→ **Material shown**:
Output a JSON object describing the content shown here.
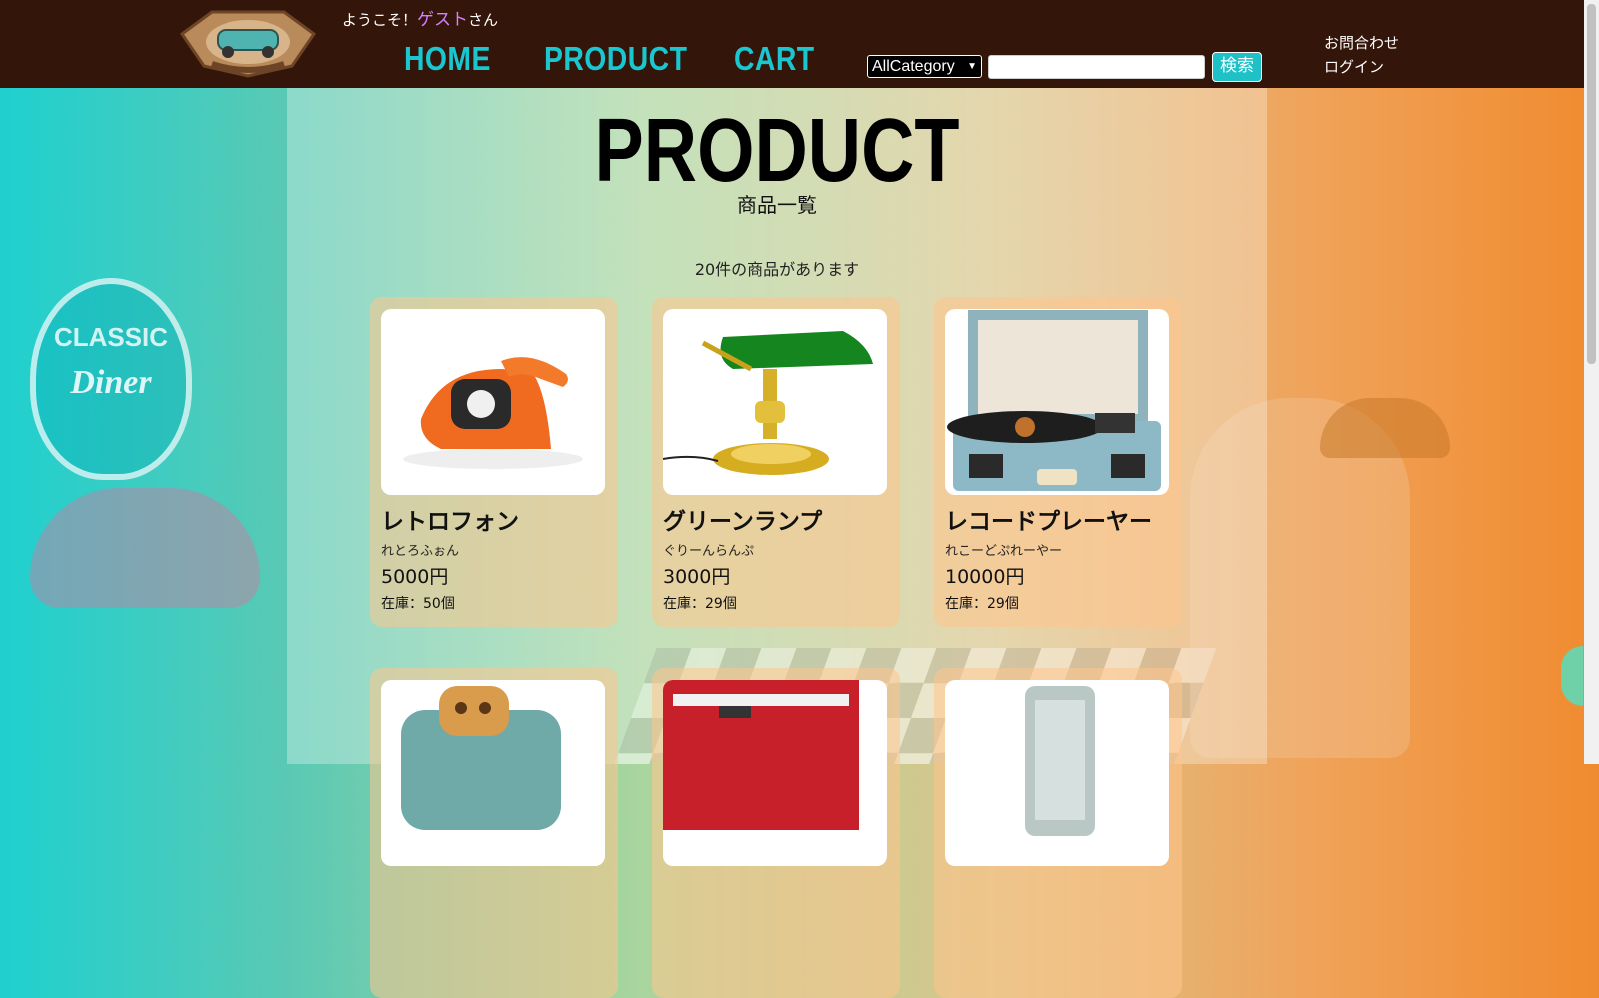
{
  "header": {
    "welcome_prefix": "ようこそ！",
    "guest_name": "ゲスト",
    "welcome_suffix": "さん",
    "nav": [
      {
        "label": "HOME"
      },
      {
        "label": "PRODUCT"
      },
      {
        "label": "CART"
      }
    ],
    "category_select": {
      "selected": "AllCategory"
    },
    "search": {
      "value": "",
      "button_label": "検索"
    },
    "contact_link": "お問合わせ",
    "login_link": "ログイン",
    "colors": {
      "bar": "#331509",
      "nav": "#1ac6cf",
      "guest": "#d580ff",
      "button": "#1ec1c6"
    },
    "logo_icon": "retro-car-badge-logo"
  },
  "main": {
    "title": "PRODUCT",
    "subtitle": "商品一覧",
    "result_count": "20件の商品があります",
    "products": [
      {
        "name": "レトロフォン",
        "kana": "れとろふぉん",
        "price": "5000円",
        "stock": "在庫：50個",
        "icon": "retro-phone-image"
      },
      {
        "name": "グリーンランプ",
        "kana": "ぐりーんらんぷ",
        "price": "3000円",
        "stock": "在庫：29個",
        "icon": "green-lamp-image"
      },
      {
        "name": "レコードプレーヤー",
        "kana": "れこーどぷれーやー",
        "price": "10000円",
        "stock": "在庫：29個",
        "icon": "record-player-image"
      },
      {
        "icon": "toaster-image"
      },
      {
        "icon": "coffee-maker-image"
      },
      {
        "icon": "mixer-image"
      }
    ]
  },
  "background": {
    "sign_top": "CLASSIC",
    "sign_bottom": "Diner"
  }
}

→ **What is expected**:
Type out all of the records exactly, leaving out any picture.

→ **Output of the task**:
Output a JSON object describing the content shown here.
{
  "header": {
    "welcome_prefix": "ようこそ！",
    "guest_name": "ゲスト",
    "welcome_suffix": "さん",
    "nav": [
      {
        "label": "HOME"
      },
      {
        "label": "PRODUCT"
      },
      {
        "label": "CART"
      }
    ],
    "category_select": {
      "selected": "AllCategory"
    },
    "search": {
      "value": "",
      "button_label": "検索"
    },
    "contact_link": "お問合わせ",
    "login_link": "ログイン",
    "colors": {
      "bar": "#331509",
      "nav": "#1ac6cf",
      "guest": "#d580ff",
      "button": "#1ec1c6"
    },
    "logo_icon": "retro-car-badge-logo"
  },
  "main": {
    "title": "PRODUCT",
    "subtitle": "商品一覧",
    "result_count": "20件の商品があります",
    "products": [
      {
        "name": "レトロフォン",
        "kana": "れとろふぉん",
        "price": "5000円",
        "stock": "在庫：50個",
        "icon": "retro-phone-image"
      },
      {
        "name": "グリーンランプ",
        "kana": "ぐりーんらんぷ",
        "price": "3000円",
        "stock": "在庫：29個",
        "icon": "green-lamp-image"
      },
      {
        "name": "レコードプレーヤー",
        "kana": "れこーどぷれーやー",
        "price": "10000円",
        "stock": "在庫：29個",
        "icon": "record-player-image"
      },
      {
        "icon": "toaster-image"
      },
      {
        "icon": "coffee-maker-image"
      },
      {
        "icon": "mixer-image"
      }
    ]
  },
  "background": {
    "sign_top": "CLASSIC",
    "sign_bottom": "Diner"
  }
}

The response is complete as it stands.